Project description:The β-site amyloid precursor protein cleaving enzyme-1 (BACE1), an essential protease for the generation of amyloid-β (Aβ) peptide, is a major drug target for Alzheimer's disease (AD). However, there is a concern that inhibiting BACE1 could also affect several physiological functions. Here, we show that BACE1 is modified with bisecting N-acetylglucosamine (GlcNAc), a sugar modification highly expressed in brain, and demonstrate that AD patients have higher levels of bisecting GlcNAc on BACE1. Analysis of knockout mice lacking the biosynthetic enzyme for bisecting GlcNAc, GnT-III (Mgat3), revealed that cleavage of Aβ-precursor protein (APP) by BACE1 is reduced in these mice, resulting in a decrease in Aβ plaques and improved cognitive function. The lack of this modification directs BACE1 to late endosomes/lysosomes where it is less colocalized with APP, leading to accelerated lysosomal degradation. Notably, other BACE1 substrates, CHL1 and contactin-2, are normally cleaved in GnT-III-deficient mice, suggesting that the effect of bisecting GlcNAc on BACE1 is selective to APP. Considering that GnT-III-deficient mice remain healthy, GnT-III may be a novel and promising drug target for AD therapeutics.

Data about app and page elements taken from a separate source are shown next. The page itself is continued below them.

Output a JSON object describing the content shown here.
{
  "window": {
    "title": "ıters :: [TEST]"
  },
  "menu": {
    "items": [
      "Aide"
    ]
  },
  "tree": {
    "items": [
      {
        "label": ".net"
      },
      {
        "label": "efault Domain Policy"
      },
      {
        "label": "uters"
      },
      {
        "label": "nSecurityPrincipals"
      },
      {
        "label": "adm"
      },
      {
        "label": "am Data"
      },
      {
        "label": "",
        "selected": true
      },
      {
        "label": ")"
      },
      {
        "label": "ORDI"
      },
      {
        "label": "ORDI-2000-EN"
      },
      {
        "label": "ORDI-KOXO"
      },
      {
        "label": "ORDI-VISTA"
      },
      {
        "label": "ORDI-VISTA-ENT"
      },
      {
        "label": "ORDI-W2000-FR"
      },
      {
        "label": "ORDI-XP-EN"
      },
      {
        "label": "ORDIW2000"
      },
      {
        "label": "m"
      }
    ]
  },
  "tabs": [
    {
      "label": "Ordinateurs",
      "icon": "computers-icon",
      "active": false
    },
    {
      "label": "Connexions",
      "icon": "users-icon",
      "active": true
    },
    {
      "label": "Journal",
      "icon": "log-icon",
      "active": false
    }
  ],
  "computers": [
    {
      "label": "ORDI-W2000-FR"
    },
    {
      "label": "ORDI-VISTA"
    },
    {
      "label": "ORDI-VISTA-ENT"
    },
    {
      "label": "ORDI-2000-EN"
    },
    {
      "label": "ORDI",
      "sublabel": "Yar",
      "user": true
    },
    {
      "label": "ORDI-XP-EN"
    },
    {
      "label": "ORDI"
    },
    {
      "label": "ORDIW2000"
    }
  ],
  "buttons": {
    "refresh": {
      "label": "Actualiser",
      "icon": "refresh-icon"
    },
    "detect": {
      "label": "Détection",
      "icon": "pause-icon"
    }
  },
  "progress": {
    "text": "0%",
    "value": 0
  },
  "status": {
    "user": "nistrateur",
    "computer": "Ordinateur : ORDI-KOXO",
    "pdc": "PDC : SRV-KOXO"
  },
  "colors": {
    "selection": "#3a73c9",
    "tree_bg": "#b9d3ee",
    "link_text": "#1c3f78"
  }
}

Project description:The beta-site APP cleaving enzyme 1 (BACE1) is known primarily for its initial cleavage of the amyloid precursor protein (APP), which ultimately leads to the generation of Aβ peptides. Here, we provide evidence that altered BACE1 levels and activity impact the degradation of Aβ40 and Aβ42 into a common Aβ34 intermediate. Using human cerebrospinal fluid (CSF) samples from the Amsterdam Dementia Cohort, we show that Aβ34 is elevated in individuals with mild cognitive impairment who later progressed to dementia. Furthermore, Aβ34 levels correlate with the overall Aβ clearance rates in amyloid positive individuals. Using CSF samples from the PREVENT-AD cohort (cognitively normal individuals at risk for Alzheimer's disease), we further demonstrate that the Aβ34/Aβ42 ratio, representing Aβ degradation and cortical deposition, associates with pre-clinical markers of neurodegeneration. We propose that Aβ34 represents a marker of amyloid clearance and may be helpful for the characterization of Aβ turnover in clinical samples.
Project description:Compound 3a, DV2-103, is a kinase inactive analogue of a potent Abl1/Src kinase inhibitor, PD173955, 2. Both compounds, 2 and 3a, are known to reduce production of beta amyloid (A?) peptide in cells and animal models. We have now prepared and evaluated a series of PD-173955 analogues, several of which reduced A? production potently. This occurs in cells expressing human full-length amyloid precursor protein (APP) and not in cells expressing APP ?-C terminal fragment (APP-C99), suggesting that the kinase inactive analogues strongly affect ?-secretase (BACE1) cleavage of APP, similarly to Gleevec. A combination of the kinase inactive analogues of PD173955 with a BACE1 inhibitor (BACEi), namely, BACE IV, strongly reduced A? levels in cells, as noted previously with Gleevec and analogues. Several potent compounds also penetrated and accumulated in mouse brain in high nanomolar to low micromolar concentration.